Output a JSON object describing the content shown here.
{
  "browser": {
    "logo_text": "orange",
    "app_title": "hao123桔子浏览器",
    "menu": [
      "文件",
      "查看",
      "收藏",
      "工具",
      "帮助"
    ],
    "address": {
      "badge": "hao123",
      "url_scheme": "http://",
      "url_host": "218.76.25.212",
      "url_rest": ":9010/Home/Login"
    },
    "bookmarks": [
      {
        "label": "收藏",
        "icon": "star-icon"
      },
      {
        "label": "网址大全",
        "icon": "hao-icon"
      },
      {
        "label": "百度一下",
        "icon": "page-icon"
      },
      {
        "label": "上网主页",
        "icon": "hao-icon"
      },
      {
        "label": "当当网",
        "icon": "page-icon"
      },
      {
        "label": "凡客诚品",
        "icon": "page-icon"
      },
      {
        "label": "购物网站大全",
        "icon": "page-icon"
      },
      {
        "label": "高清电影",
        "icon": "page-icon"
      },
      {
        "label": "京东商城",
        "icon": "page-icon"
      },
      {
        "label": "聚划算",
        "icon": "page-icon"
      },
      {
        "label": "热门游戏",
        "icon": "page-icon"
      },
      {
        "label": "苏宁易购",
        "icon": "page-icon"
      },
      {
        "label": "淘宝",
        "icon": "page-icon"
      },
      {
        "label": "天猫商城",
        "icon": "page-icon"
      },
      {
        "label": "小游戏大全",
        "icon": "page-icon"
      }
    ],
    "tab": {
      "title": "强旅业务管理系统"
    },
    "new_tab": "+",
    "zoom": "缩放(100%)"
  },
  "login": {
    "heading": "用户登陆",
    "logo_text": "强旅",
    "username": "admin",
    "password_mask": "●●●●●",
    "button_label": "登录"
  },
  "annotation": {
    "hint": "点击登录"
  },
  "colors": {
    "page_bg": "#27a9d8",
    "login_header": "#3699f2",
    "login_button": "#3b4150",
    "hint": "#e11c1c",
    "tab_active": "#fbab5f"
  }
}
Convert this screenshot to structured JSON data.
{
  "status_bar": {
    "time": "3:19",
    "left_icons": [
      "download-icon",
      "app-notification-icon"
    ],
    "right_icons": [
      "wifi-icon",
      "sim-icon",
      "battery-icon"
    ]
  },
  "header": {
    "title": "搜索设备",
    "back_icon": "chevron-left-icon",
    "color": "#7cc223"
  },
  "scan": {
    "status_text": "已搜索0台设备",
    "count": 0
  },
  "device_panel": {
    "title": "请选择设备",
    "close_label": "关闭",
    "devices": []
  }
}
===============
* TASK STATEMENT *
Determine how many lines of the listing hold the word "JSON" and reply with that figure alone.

* ANSWER TO THIS PROBLEM *
2